§ TRY IT: Pick out every line of the entries below where "time" occurs, and copy those lines.

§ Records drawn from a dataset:

————————

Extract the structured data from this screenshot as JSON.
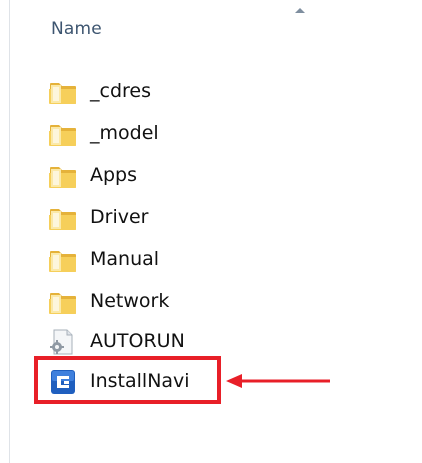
{
  "header": {
    "column_name": "Name",
    "sort_indicator_icon": "sort-ascending-icon"
  },
  "files": [
    {
      "name": "_cdres",
      "type": "folder",
      "icon": "folder-icon"
    },
    {
      "name": "_model",
      "type": "folder",
      "icon": "folder-icon"
    },
    {
      "name": "Apps",
      "type": "folder",
      "icon": "folder-icon"
    },
    {
      "name": "Driver",
      "type": "folder",
      "icon": "folder-icon"
    },
    {
      "name": "Manual",
      "type": "folder",
      "icon": "folder-icon"
    },
    {
      "name": "Network",
      "type": "folder",
      "icon": "folder-icon"
    },
    {
      "name": "AUTORUN",
      "type": "settings-file",
      "icon": "settings-file-icon"
    },
    {
      "name": "InstallNavi",
      "type": "application",
      "icon": "application-icon",
      "highlighted": true
    }
  ],
  "annotation": {
    "highlight_color": "#e81f28",
    "arrow_color": "#e81f28",
    "arrow_direction": "left"
  },
  "colors": {
    "header_text": "#3d5570",
    "item_text": "#111111",
    "folder_yellow": "#f2c44a",
    "app_icon_blue": "#1f5fbf"
  }
}
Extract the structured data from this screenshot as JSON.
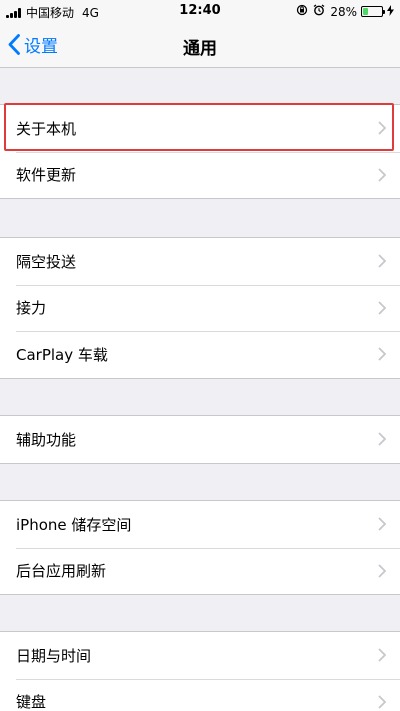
{
  "status_bar": {
    "carrier": "中国移动",
    "network": "4G",
    "time": "12:40",
    "battery_percent": "28%",
    "battery_level": 0.28
  },
  "nav": {
    "back_label": "设置",
    "title": "通用"
  },
  "groups": [
    {
      "items": [
        {
          "label": "关于本机"
        },
        {
          "label": "软件更新"
        }
      ]
    },
    {
      "items": [
        {
          "label": "隔空投送"
        },
        {
          "label": "接力"
        },
        {
          "label": "CarPlay 车载"
        }
      ]
    },
    {
      "items": [
        {
          "label": "辅助功能"
        }
      ]
    },
    {
      "items": [
        {
          "label": "iPhone 储存空间"
        },
        {
          "label": "后台应用刷新"
        }
      ]
    },
    {
      "items": [
        {
          "label": "日期与时间"
        },
        {
          "label": "键盘"
        }
      ]
    }
  ],
  "colors": {
    "accent": "#007aff",
    "highlight": "#e03b3b",
    "background": "#efeff4"
  },
  "icons": [
    "signal-icon",
    "orientation-lock-icon",
    "alarm-icon",
    "battery-icon",
    "charging-icon",
    "back-chevron-icon",
    "disclosure-chevron-icon"
  ]
}
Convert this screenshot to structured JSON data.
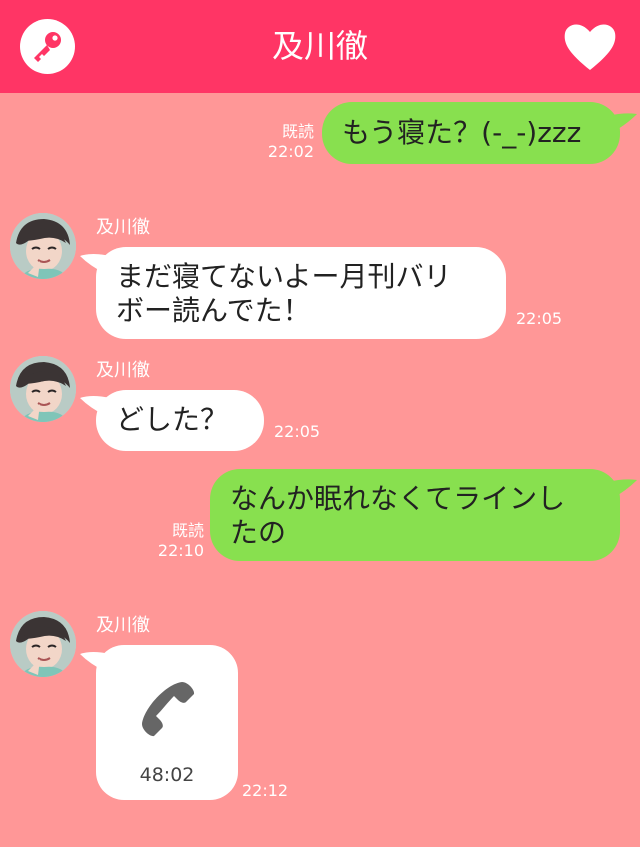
{
  "header": {
    "title": "及川徹",
    "left_icon": "key-icon",
    "right_icon": "heart-icon"
  },
  "colors": {
    "header": "#ff3565",
    "background": "#ff9797",
    "green_bubble": "#88e04f",
    "white_bubble": "#ffffff"
  },
  "messages": [
    {
      "side": "right",
      "read_label": "既読",
      "time": "22:02",
      "text": "もう寝た？(-_-)zzz"
    },
    {
      "side": "left",
      "sender": "及川徹",
      "time": "22:05",
      "line1": "まだ寝てないよー月刊バリ",
      "line2": "ボー読んでた！"
    },
    {
      "side": "left",
      "sender": "及川徹",
      "time": "22:05",
      "text": "どした？"
    },
    {
      "side": "right",
      "read_label": "既読",
      "time": "22:10",
      "line1": "なんか眠れなくてラインし",
      "line2": "たの"
    },
    {
      "side": "left",
      "sender": "及川徹",
      "time": "22:12",
      "call_icon": "phone-icon",
      "duration": "48:02"
    }
  ]
}
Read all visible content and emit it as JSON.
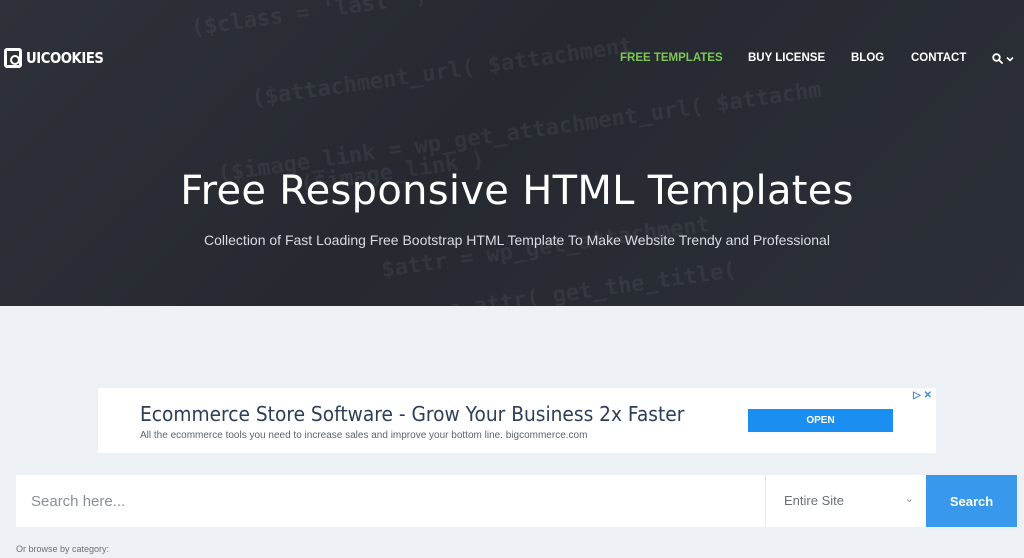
{
  "brand": {
    "name": "UICOOKIES"
  },
  "nav": {
    "items": [
      {
        "label": "FREE TEMPLATES",
        "active": true
      },
      {
        "label": "BUY LICENSE",
        "active": false
      },
      {
        "label": "BLOG",
        "active": false
      },
      {
        "label": "CONTACT",
        "active": false
      }
    ],
    "search_icon": "search-icon",
    "chevron_icon": "chevron-down-icon"
  },
  "hero": {
    "title": "Free Responsive HTML Templates",
    "subtitle": "Collection of Fast Loading Free Bootstrap HTML Template To Make Website Trendy and Professional",
    "background_code": [
      "($class = 'last' )",
      "($attachment_url( $attachment",
      "($image_link = wp_get_attachment_url( $attachm",
      "($image_link )",
      "$attr = wp_get_attachment",
      "esc_attr( get_the_title("
    ]
  },
  "ad": {
    "title": "Ecommerce Store Software - Grow Your Business 2x Faster",
    "description": "All the ecommerce tools you need to increase sales and improve your bottom line. bigcommerce.com",
    "button_label": "OPEN",
    "choices_label": "▷ ✕"
  },
  "search": {
    "placeholder": "Search here...",
    "scope_value": "Entire Site",
    "button_label": "Search"
  },
  "browse_label": "Or browse by category:",
  "colors": {
    "accent_green": "#7dc855",
    "search_blue": "#3899ec",
    "ad_blue": "#1a8ef1",
    "hero_dark": "#2a2d34",
    "page_bg": "#edf1f5"
  }
}
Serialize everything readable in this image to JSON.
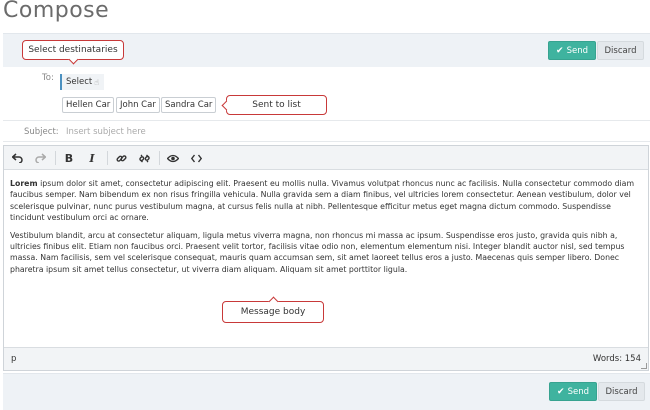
{
  "page": {
    "title": "Compose"
  },
  "actions": {
    "send_label": "Send",
    "discard_label": "Discard",
    "send_icon": "check-icon"
  },
  "callouts": {
    "select_destinataries": "Select destinataries",
    "sent_to_list": "Sent to list",
    "message_body": "Message body"
  },
  "recipients": {
    "to_label": "To:",
    "select_label": "Select",
    "list": [
      "Hellen Car",
      "John Car",
      "Sandra Car"
    ]
  },
  "subject": {
    "label": "Subject:",
    "placeholder": "Insert subject here",
    "value": ""
  },
  "toolbar": {
    "items": [
      "undo-icon",
      "redo-icon",
      "bold-icon",
      "italic-icon",
      "link-icon",
      "unlink-icon",
      "eye-icon",
      "code-icon"
    ],
    "bold_glyph": "B",
    "italic_glyph": "I"
  },
  "body": {
    "p1_bold": "Lorem",
    "p1_rest": " ipsum dolor sit amet, consectetur adipiscing elit. Praesent eu mollis nulla. Vivamus volutpat rhoncus nunc ac facilisis. Nulla consectetur commodo diam faucibus semper. Nam bibendum ex non risus fringilla vehicula. Nulla gravida sem a diam finibus, vel ultricies lorem consectetur. Aenean vestibulum, dolor vel scelerisque pulvinar, nunc purus vestibulum magna, at cursus felis nulla at nibh. Pellentesque efficitur metus eget magna dictum commodo. Suspendisse tincidunt vestibulum orci ac ornare.",
    "p2": "Vestibulum blandit, arcu at consectetur aliquam, ligula metus viverra magna, non rhoncus mi massa ac ipsum. Suspendisse eros justo, gravida quis nibh a, ultricies finibus elit. Etiam non faucibus orci. Praesent velit tortor, facilisis vitae odio non, elementum elementum nisi. Integer blandit auctor nisl, sed tempus massa. Nam facilisis, sem vel scelerisque consequat, mauris quam accumsan sem, sit amet laoreet tellus eros a justo. Maecenas quis semper libero. Donec pharetra ipsum sit amet tellus consectetur, ut viverra diam aliquam. Aliquam sit amet porttitor ligula."
  },
  "status": {
    "path": "p",
    "word_count": "Words: 154"
  },
  "colors": {
    "accent": "#3fb39f",
    "callout_border": "#c83939",
    "bar_bg": "#eef2f6"
  }
}
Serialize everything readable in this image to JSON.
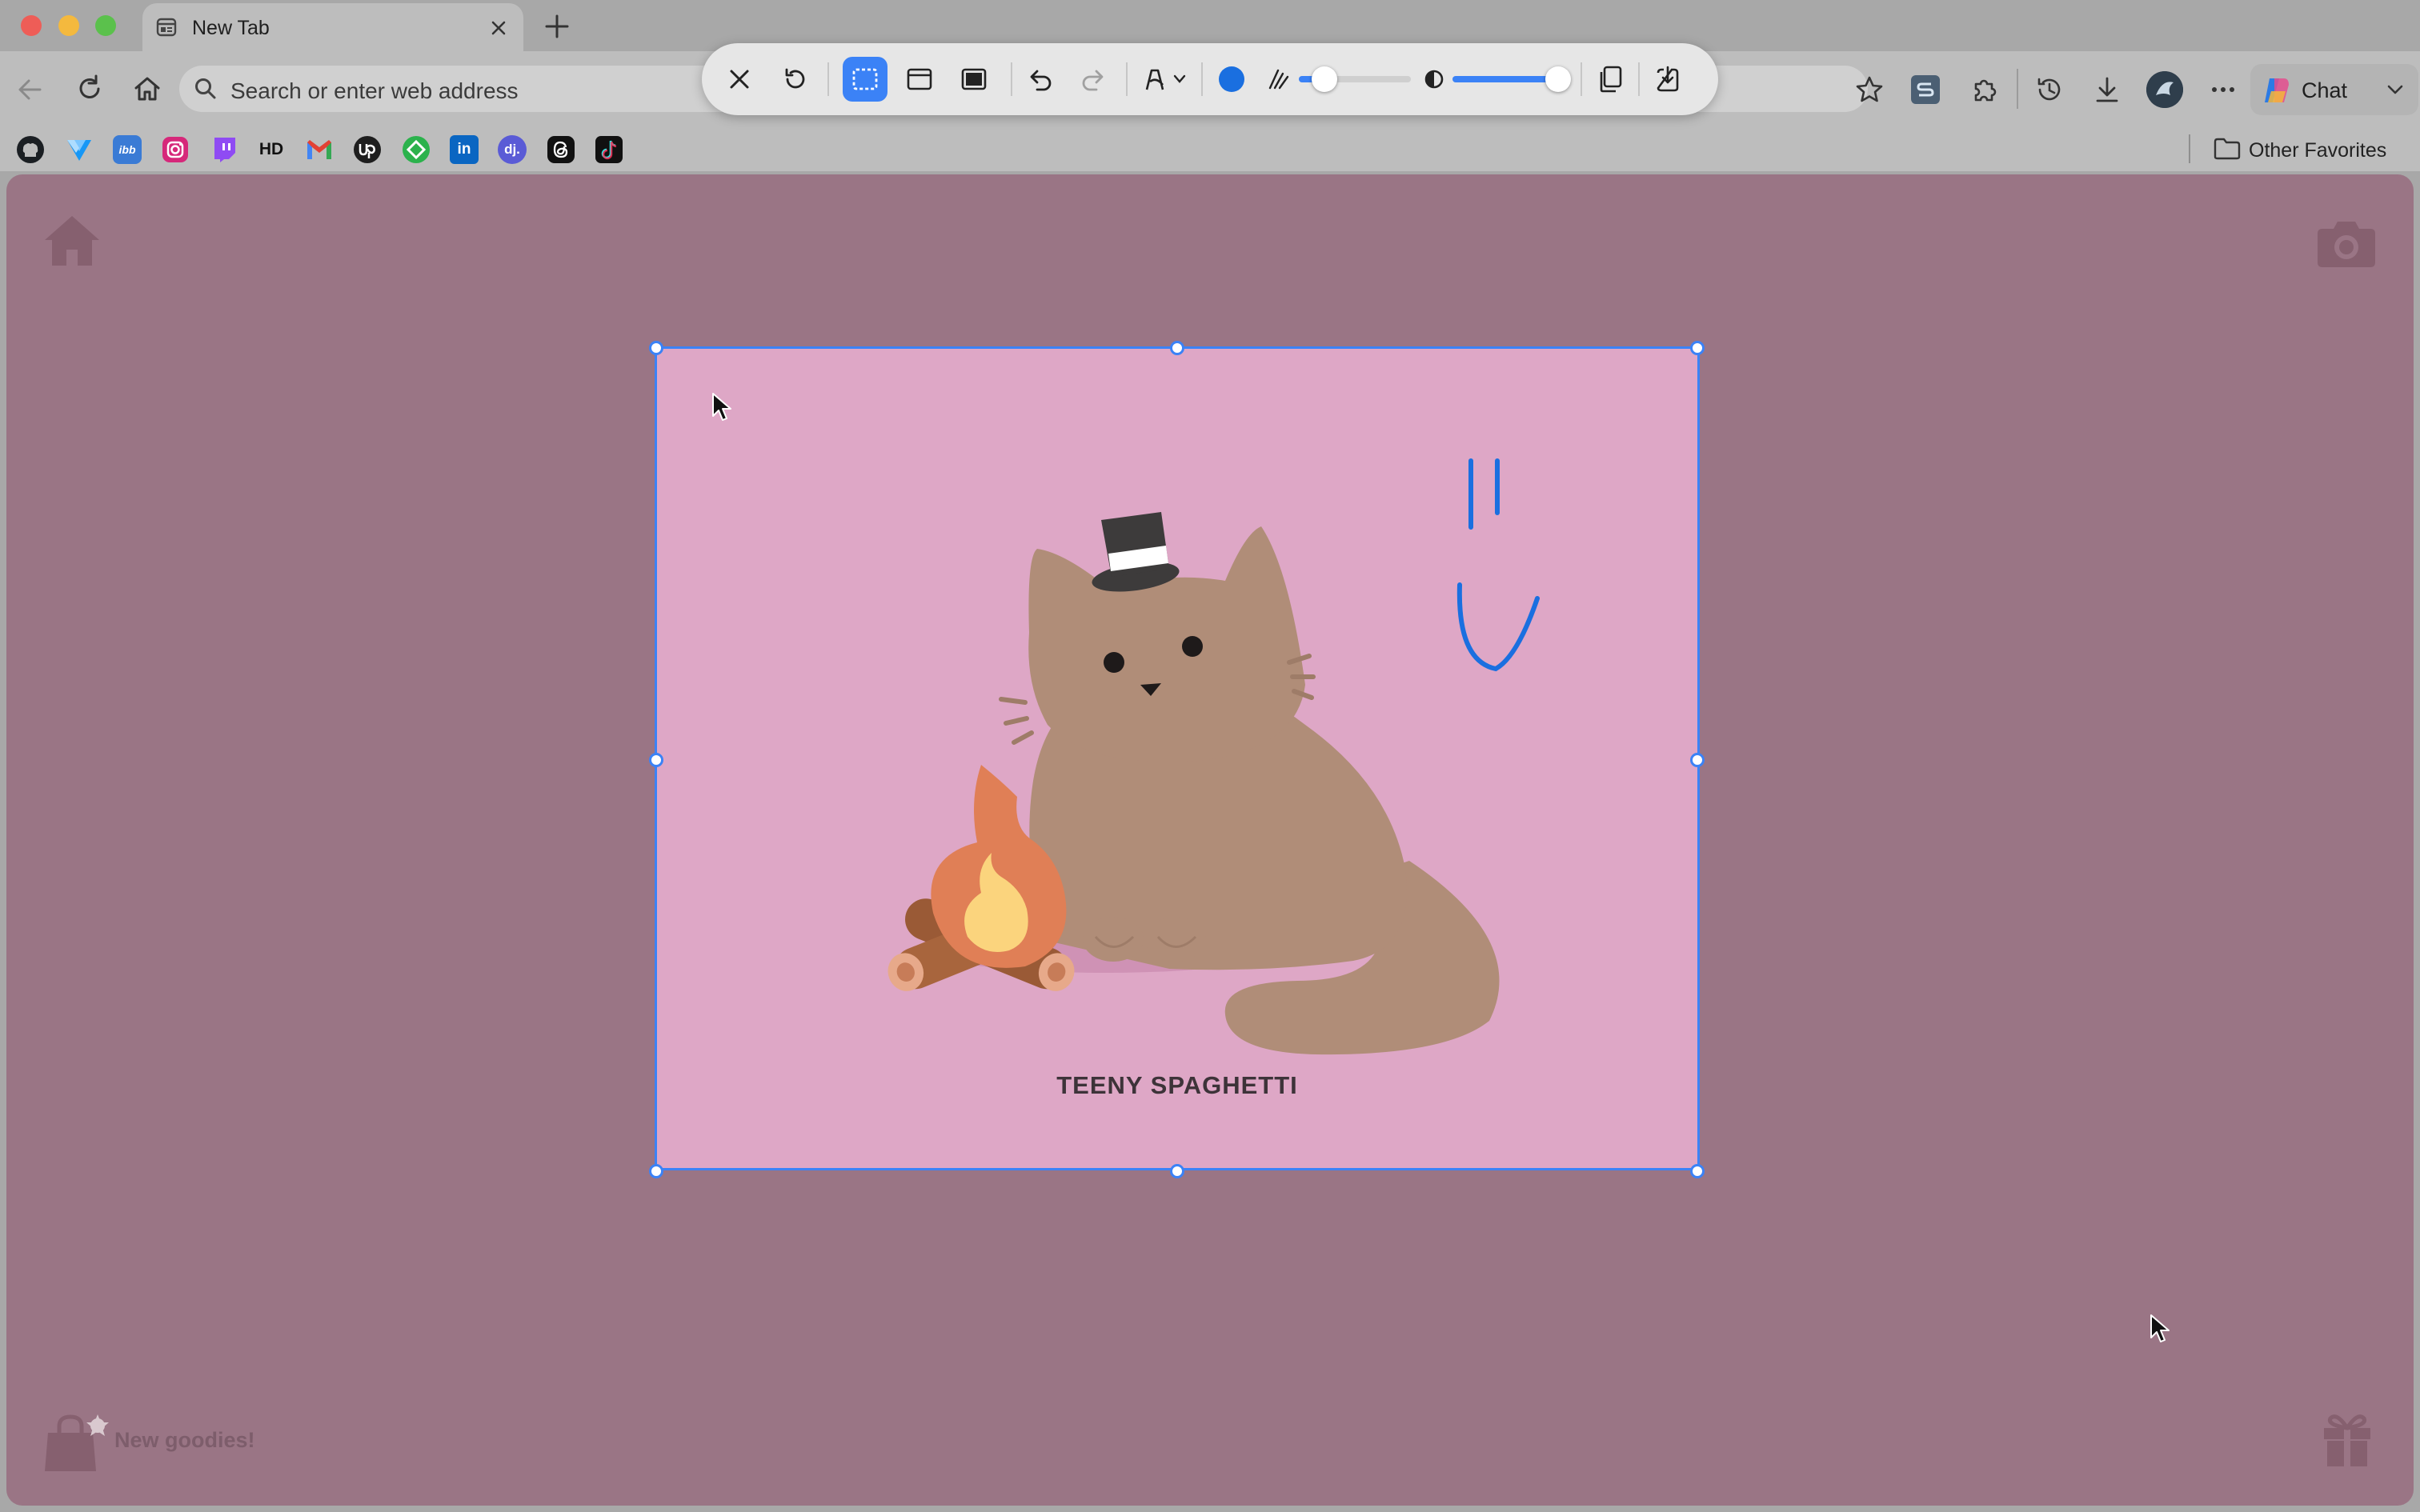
{
  "window": {
    "tab_title": "New Tab",
    "address_placeholder": "Search or enter web address"
  },
  "bookmarks": {
    "items": [
      "github",
      "vuetify",
      "ibb",
      "instagram",
      "twitch",
      "HD",
      "gmail",
      "upwork",
      "feedly",
      "in",
      "dj.",
      "threads",
      "tiktok"
    ],
    "hd_label": "HD",
    "ibb_label": "ibb",
    "linkedin_label": "in",
    "dj_label": "dj.",
    "other_favorites": "Other Favorites"
  },
  "toolbar": {
    "chat_label": "Chat"
  },
  "capture": {
    "pen_color": "#1a6fe0",
    "stroke_size": 0.2,
    "opacity": 1.0
  },
  "page": {
    "art_caption": "TEENY SPAGHETTI",
    "goodies_label": "New goodies!"
  },
  "colors": {
    "accent": "#3b82f6",
    "background": "#9a7585",
    "art_background": "#dea7c6"
  }
}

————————

§ TASK OUTPUT:
    "time": "12:40",
      "time": "22:02",
      "time": "22:05",
      "time": "22:05",
      "time": "22:10",
      "time": "22:12",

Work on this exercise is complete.